“How do you expand your perceptual map?”

“This is a game in itself.

All the things you usually notice form a perceptual pattern. This pattern traces the boundary of your reality. One way to expand your map is to regularly break this pattern. 

Make it a habit to look at things you don’t normally notice and ask yourself:

How is this a gift?

The Gift of Attention

Fragments from imaginary dialogues

“Attention is one of our most important resources. It creates our reality.

Attention is a Gift – your Gift to the world (Gift-Giving), and the world’s Gift to you (Gift-Receiving).”

What if you expressed Gratitude every time someone offered you the Gift of their Attention?

“Thank you for your Attention.”

“My pleasure, dear.”

The Art of Asking Questions 5

The best thing that can happen to a human being is to find a problem, to fall in love with that problem, and to live trying to solve that problem unless another problem even more lovable appears. (Karl Popper)

Fragments from imaginary dialogues

“I’d replace ‘problem’ in Popper’s quote with ‘question’. Questioning is wider in scope than problem-solving. 

Some questions focus on solving problems; others focus on understanding; others on optimization.

‘Find a question, fall in love with that question, and live trying to answer that question unless another question even more lovable appears.'”

“Does it have to be just one question?”

“No. I have a growing list of open questions that I find particularly interesting. Some are big, some are small, all are beautiful.

A higher-order aspect of the process is to discover how they interconnect.”

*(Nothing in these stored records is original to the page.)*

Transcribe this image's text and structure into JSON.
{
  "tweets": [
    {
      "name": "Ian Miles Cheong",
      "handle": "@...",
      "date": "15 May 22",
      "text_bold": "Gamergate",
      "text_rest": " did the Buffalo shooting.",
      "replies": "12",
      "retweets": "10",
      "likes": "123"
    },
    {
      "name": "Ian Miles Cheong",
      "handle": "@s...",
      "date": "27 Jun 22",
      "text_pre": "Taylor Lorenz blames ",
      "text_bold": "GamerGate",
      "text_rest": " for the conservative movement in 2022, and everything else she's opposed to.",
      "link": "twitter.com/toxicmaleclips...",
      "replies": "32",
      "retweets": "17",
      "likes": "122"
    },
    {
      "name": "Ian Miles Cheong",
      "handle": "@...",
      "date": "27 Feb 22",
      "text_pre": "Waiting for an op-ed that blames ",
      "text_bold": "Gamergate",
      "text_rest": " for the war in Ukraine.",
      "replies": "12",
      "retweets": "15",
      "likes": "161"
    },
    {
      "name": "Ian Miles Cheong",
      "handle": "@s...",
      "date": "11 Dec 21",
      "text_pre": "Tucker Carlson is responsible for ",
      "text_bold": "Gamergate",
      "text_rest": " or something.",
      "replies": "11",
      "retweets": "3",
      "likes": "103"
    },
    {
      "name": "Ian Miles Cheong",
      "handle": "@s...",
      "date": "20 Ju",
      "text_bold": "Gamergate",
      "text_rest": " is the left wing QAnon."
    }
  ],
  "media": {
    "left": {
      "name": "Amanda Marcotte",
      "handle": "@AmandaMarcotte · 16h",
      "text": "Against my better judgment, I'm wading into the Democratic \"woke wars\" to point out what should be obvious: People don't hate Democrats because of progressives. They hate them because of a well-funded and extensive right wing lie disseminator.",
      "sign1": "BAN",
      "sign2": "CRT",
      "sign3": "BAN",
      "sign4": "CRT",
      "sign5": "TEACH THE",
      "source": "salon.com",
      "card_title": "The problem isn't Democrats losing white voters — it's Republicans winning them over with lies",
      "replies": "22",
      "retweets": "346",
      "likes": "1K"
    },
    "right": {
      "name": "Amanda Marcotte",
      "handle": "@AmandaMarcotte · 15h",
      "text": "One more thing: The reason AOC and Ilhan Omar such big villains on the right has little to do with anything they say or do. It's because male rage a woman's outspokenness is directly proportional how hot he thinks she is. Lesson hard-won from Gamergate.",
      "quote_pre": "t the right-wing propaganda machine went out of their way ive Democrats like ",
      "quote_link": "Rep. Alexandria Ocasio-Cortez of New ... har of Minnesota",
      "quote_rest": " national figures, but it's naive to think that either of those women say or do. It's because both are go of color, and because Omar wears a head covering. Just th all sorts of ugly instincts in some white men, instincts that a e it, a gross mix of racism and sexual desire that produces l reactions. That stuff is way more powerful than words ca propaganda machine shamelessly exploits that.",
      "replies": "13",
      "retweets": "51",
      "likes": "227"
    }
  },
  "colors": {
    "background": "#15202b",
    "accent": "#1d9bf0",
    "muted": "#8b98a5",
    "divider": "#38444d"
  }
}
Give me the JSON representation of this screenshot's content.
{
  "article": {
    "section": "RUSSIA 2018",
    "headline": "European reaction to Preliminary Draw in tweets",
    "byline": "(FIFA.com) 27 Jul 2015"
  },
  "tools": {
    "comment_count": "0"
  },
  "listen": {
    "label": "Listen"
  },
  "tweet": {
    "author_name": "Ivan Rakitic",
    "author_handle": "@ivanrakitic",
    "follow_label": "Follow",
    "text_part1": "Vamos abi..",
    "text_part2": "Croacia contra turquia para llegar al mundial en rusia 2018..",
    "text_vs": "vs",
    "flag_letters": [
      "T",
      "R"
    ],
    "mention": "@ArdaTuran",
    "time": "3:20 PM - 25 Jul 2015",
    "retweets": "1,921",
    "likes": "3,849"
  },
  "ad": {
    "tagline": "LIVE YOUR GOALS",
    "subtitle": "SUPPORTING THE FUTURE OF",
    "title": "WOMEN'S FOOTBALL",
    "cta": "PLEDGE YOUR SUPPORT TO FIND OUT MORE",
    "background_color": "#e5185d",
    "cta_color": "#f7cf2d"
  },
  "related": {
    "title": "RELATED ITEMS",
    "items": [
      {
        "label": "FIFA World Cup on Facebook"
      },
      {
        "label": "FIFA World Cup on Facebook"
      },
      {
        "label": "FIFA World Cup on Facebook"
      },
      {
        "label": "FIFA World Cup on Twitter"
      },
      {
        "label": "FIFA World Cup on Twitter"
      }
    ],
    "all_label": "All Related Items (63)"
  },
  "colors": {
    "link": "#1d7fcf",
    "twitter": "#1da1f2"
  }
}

“If you were to pick a central question for your life, what would it be?”

How can I make my life a work of art and inspire others to do the same?